‘Light as a Feather’ – But an awful burden
With the curse now on her, McKenna finds herself presented with some unpleasant options as Hulu’s “Light as a Feather” opens its second season this week.
Beginning Friday, July 26, the new batch of 16-episodes (which will be rolled out in two eight-episode parts) finds the teen played by Liana Liberato with the chrysalis now on her after inheriting it from enemy Violet (Haley Ramm), the result of Violet initiating the lethal game “Light as a Feather, Stiff as a Board” that wound up killing several of their high-school classmates.
Pulsing away on her back, the chrysalis begins sucking the life from McKenna, seemingly compelling her to play a new round of the game. But she knows if she does, more people will die, so she’s forced to turn to the only person who can possibly help her – Violet.
“McKenna’s a good girl and she really doesn’t have a bad bone in her body, to be honest,” Liberato explains. “So she’s definitely dealing with a very huge moral dilemma because in order for the curse to not kill you, you have to play the game and kill other people, and that’s definitely not something McKenna wants to do because she’s the one that experienced the repercussions and the pain of what Violet put on them in the first season. But it’s really fun to explore that, for sure.”
As the McKenna/Violet relationship develops, McKenna realizes the girl she once reviled for the deaths of her friends isn’t the selfish little witch she thought she was, which Liberato says was also an interesting exploration.
“You definitely see a new side of Violet in this season,” Liberato says, “You kind of get to dive into more of like why Violet became the way she did and that she was never like that before and it’s the game that caused her to be this person. And I think that both Violet and McKenna are being pulled in directions that they don’t want to be pulled in.

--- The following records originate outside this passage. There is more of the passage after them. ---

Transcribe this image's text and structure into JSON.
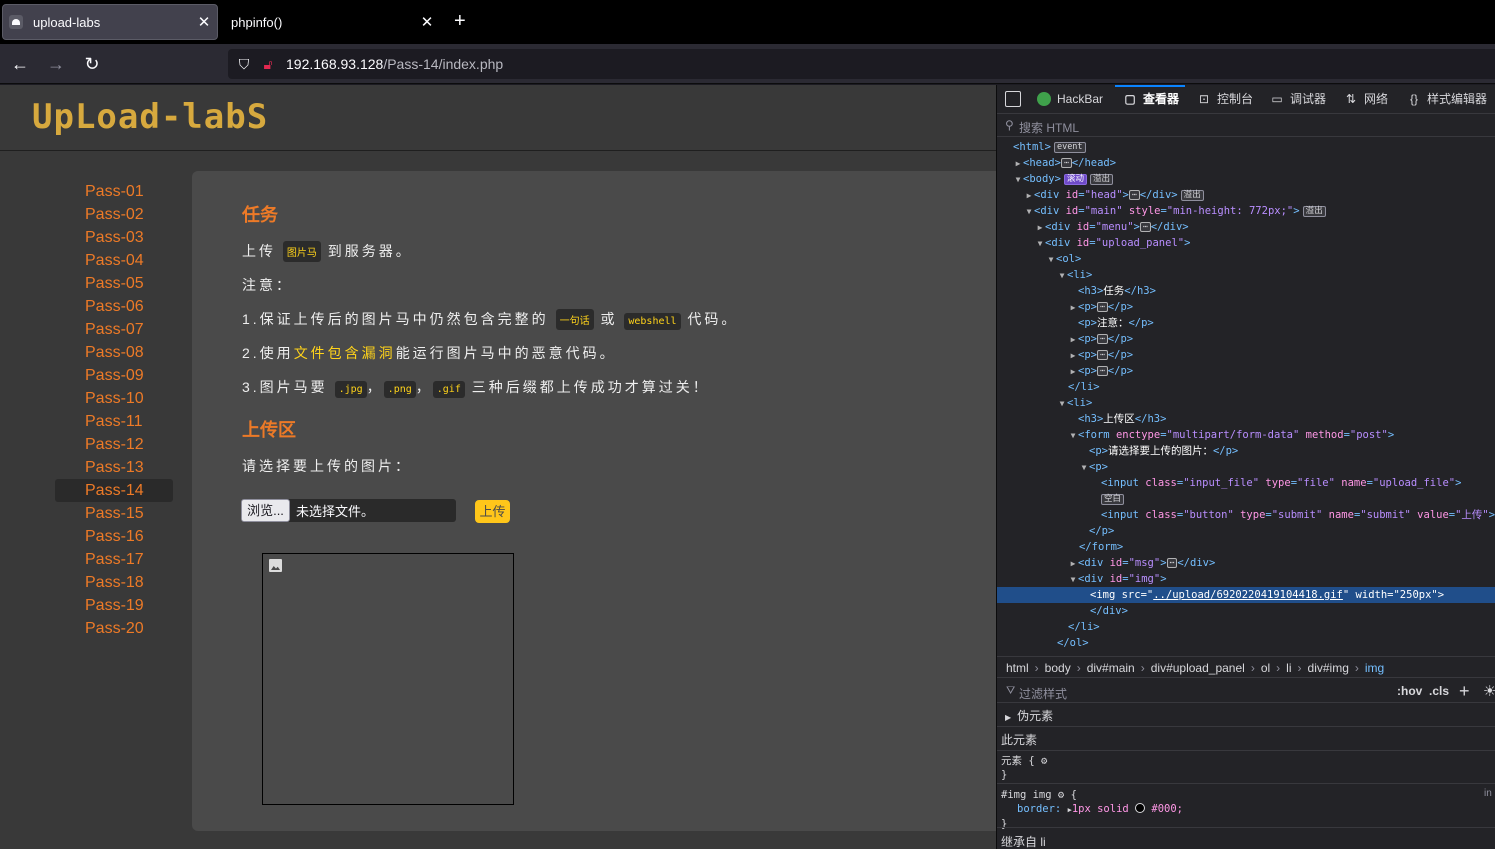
{
  "tabs": [
    {
      "title": "upload-labs",
      "active": true
    },
    {
      "title": "phpinfo()",
      "active": false
    }
  ],
  "url": {
    "host": "192.168.93.128",
    "path": "/Pass-14/index.php"
  },
  "page": {
    "logo": "UpLoad-labS",
    "menu": [
      "Pass-01",
      "Pass-02",
      "Pass-03",
      "Pass-04",
      "Pass-05",
      "Pass-06",
      "Pass-07",
      "Pass-08",
      "Pass-09",
      "Pass-10",
      "Pass-11",
      "Pass-12",
      "Pass-13",
      "Pass-14",
      "Pass-15",
      "Pass-16",
      "Pass-17",
      "Pass-18",
      "Pass-19",
      "Pass-20"
    ],
    "current": "Pass-14",
    "task_heading": "任务",
    "task_line_pre": "上传",
    "task_code": "图片马",
    "task_line_post": "到服务器。",
    "note_label": "注意：",
    "note1_pre": "1.保证上传后的图片马中仍然包含完整的",
    "note1_code1": "一句话",
    "note1_mid": "或",
    "note1_code2": "webshell",
    "note1_post": "代码。",
    "note2_pre": "2.使用",
    "note2_hl": "文件包含漏洞",
    "note2_post": "能运行图片马中的恶意代码。",
    "note3_pre": "3.图片马要",
    "note3_code1": ".jpg",
    "note3_code2": ".png",
    "note3_code3": ".gif",
    "note3_post": "三种后缀都上传成功才算过关！",
    "comma": "，",
    "upload_heading": "上传区",
    "choose_label": "请选择要上传的图片：",
    "browse_label": "浏览...",
    "file_status": "未选择文件。",
    "upload_label": "上传"
  },
  "devtools": {
    "tabs": [
      "HackBar",
      "查看器",
      "控制台",
      "调试器",
      "网络",
      "样式编辑器"
    ],
    "selected_tab": "查看器",
    "search_placeholder": "搜索 HTML",
    "badges": {
      "event": "event",
      "scroll": "滚动",
      "overflow": "溢出",
      "blank": "空白"
    },
    "tree": {
      "html": "html",
      "head": "head",
      "body": "body",
      "div_head_id": "\"head\"",
      "div_main_id": "\"main\"",
      "div_main_style": "\"min-height: 772px;\"",
      "div_menu_id": "\"menu\"",
      "div_panel_id": "\"upload_panel\"",
      "h3_task": "任务",
      "p_note": "注意：",
      "h3_upload": "上传区",
      "form_enctype": "\"multipart/form-data\"",
      "form_method": "\"post\"",
      "p_choose": "请选择要上传的图片：",
      "input1_class": "\"input_file\"",
      "input1_type": "\"file\"",
      "input1_name": "\"upload_file\"",
      "input2_class": "\"button\"",
      "input2_type": "\"submit\"",
      "input2_name": "\"submit\"",
      "input2_value": "\"上传\"",
      "div_msg_id": "\"msg\"",
      "div_img_id": "\"img\"",
      "img_src": "../upload/6920220419104418.gif",
      "img_width": "\"250px\""
    },
    "breadcrumbs": [
      "html",
      "body",
      "div#main",
      "div#upload_panel",
      "ol",
      "li",
      "div#img",
      "img"
    ],
    "rules": {
      "filter_placeholder": "过滤样式",
      "hov": ":hov",
      "cls": ".cls",
      "pseudo": "伪元素",
      "this_element": "此元素",
      "element_rule": "元素 {",
      "close": "}",
      "img_selector": "#img img",
      "img_open": "{",
      "prop": "border:",
      "v1": "1px",
      "v2": "solid",
      "v3": "#000;",
      "source": "in",
      "inherited": "继承自 li"
    }
  }
}
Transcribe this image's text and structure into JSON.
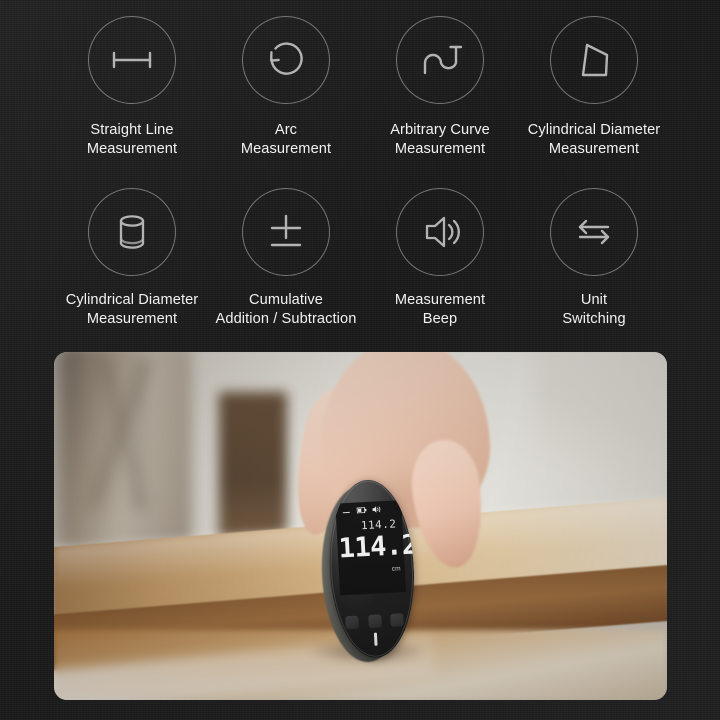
{
  "page": {
    "background_color": "#1c1c1c",
    "text_color": "#f2f2f2"
  },
  "features": {
    "rows": [
      {
        "items": [
          {
            "icon": "straight-line-measure-icon",
            "label_line1": "Straight Line",
            "label_line2": "Measurement"
          },
          {
            "icon": "arc-measure-icon",
            "label_line1": "Arc",
            "label_line2": "Measurement"
          },
          {
            "icon": "arbitrary-curve-icon",
            "label_line1": "Arbitrary Curve",
            "label_line2": "Measurement"
          },
          {
            "icon": "trapezoid-diameter-icon",
            "label_line1": "Cylindrical Diameter",
            "label_line2": "Measurement"
          }
        ]
      },
      {
        "items": [
          {
            "icon": "cylinder-icon",
            "label_line1": "Cylindrical Diameter",
            "label_line2": "Measurement"
          },
          {
            "icon": "plus-minus-icon",
            "label_line1": "Cumulative",
            "label_line2": "Addition / Subtraction"
          },
          {
            "icon": "speaker-icon",
            "label_line1": "Measurement",
            "label_line2": "Beep"
          },
          {
            "icon": "swap-arrows-icon",
            "label_line1": "Unit",
            "label_line2": "Switching"
          }
        ]
      }
    ]
  },
  "photo": {
    "caption": "Hand placing round digital measuring device on wooden table",
    "device": {
      "screen": {
        "memory_value": "114.2",
        "main_value": "114.2",
        "unit": "cm",
        "minus_indicator": "-",
        "battery_icon": "battery-icon",
        "sound_icon": "speaker-small-icon"
      }
    }
  }
}
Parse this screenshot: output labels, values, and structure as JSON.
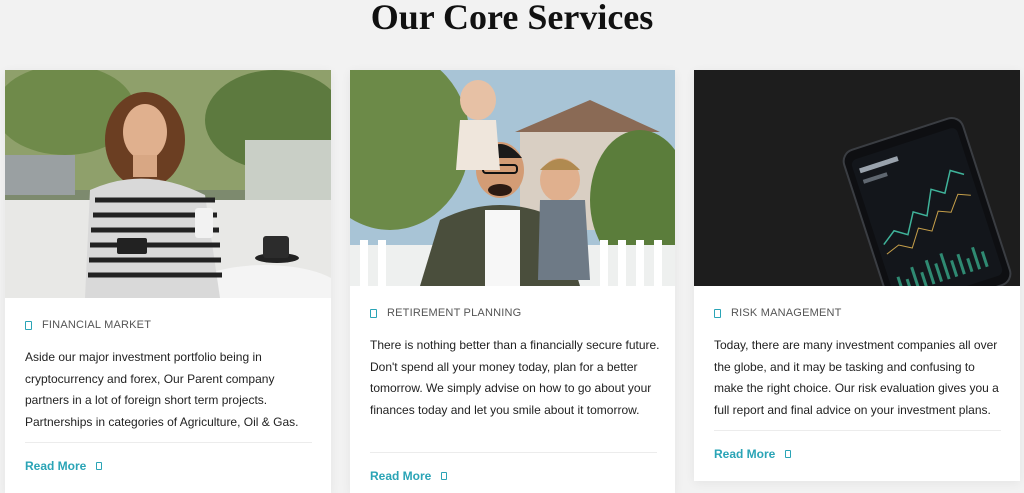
{
  "page": {
    "title": "Our Core Services"
  },
  "colors": {
    "accent": "#2aa4b6",
    "text": "#222222",
    "background": "#f2f2f2"
  },
  "cards": [
    {
      "category": "FINANCIAL MARKET",
      "category_icon": "square-outline-icon",
      "description": "Aside our major investment portfolio being in cryptocurrency and forex, Our Parent company partners in a lot of foreign short term projects. Partnerships in categories of Agriculture, Oil & Gas.",
      "read_more": "Read More"
    },
    {
      "category": "RETIREMENT PLANNING",
      "category_icon": "square-outline-icon",
      "description": "There is nothing better than a financially secure future. Don't spend all your money today, plan for a better tomorrow. We simply advise on how to go about your finances today and let you smile about it tomorrow.",
      "read_more": "Read More"
    },
    {
      "category": "RISK MANAGEMENT",
      "category_icon": "square-outline-icon",
      "description": "Today, there are many investment companies all over the globe, and it may be tasking and confusing to make the right choice. Our risk evaluation gives you a full report and final advice on your investment plans.",
      "read_more": "Read More"
    }
  ]
}
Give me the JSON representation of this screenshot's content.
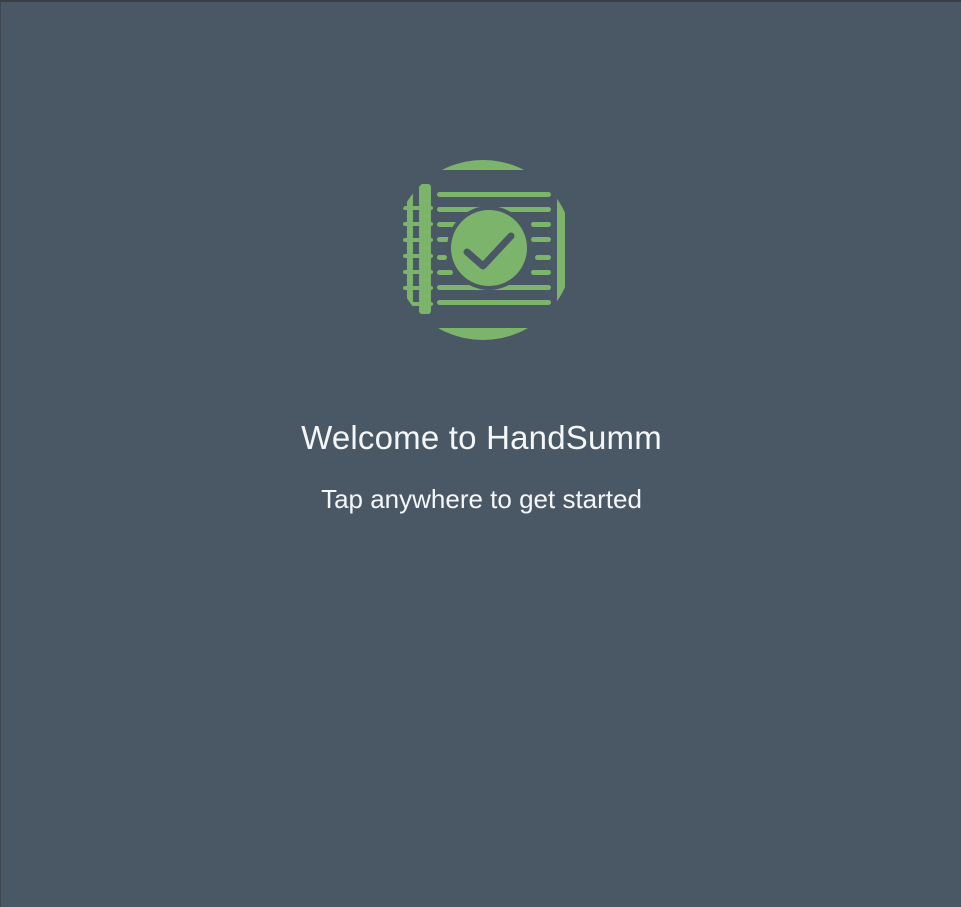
{
  "app": {
    "logo_icon": "notebook-checkmark-icon",
    "accent_color": "#7db46c",
    "background_color": "#4a5866"
  },
  "welcome": {
    "title": "Welcome to HandSumm",
    "subtitle": "Tap anywhere to get started"
  }
}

“Like McKenna definitely relies a lot on Violet because she’s been through it,” she continues. “And yeah, you get to explore a really fun relationship between them. Like obviously in the first season, it was sort of like protagonist versus the antagonist, and now it kind of seems like they lean more on the same side, so that’s fun.”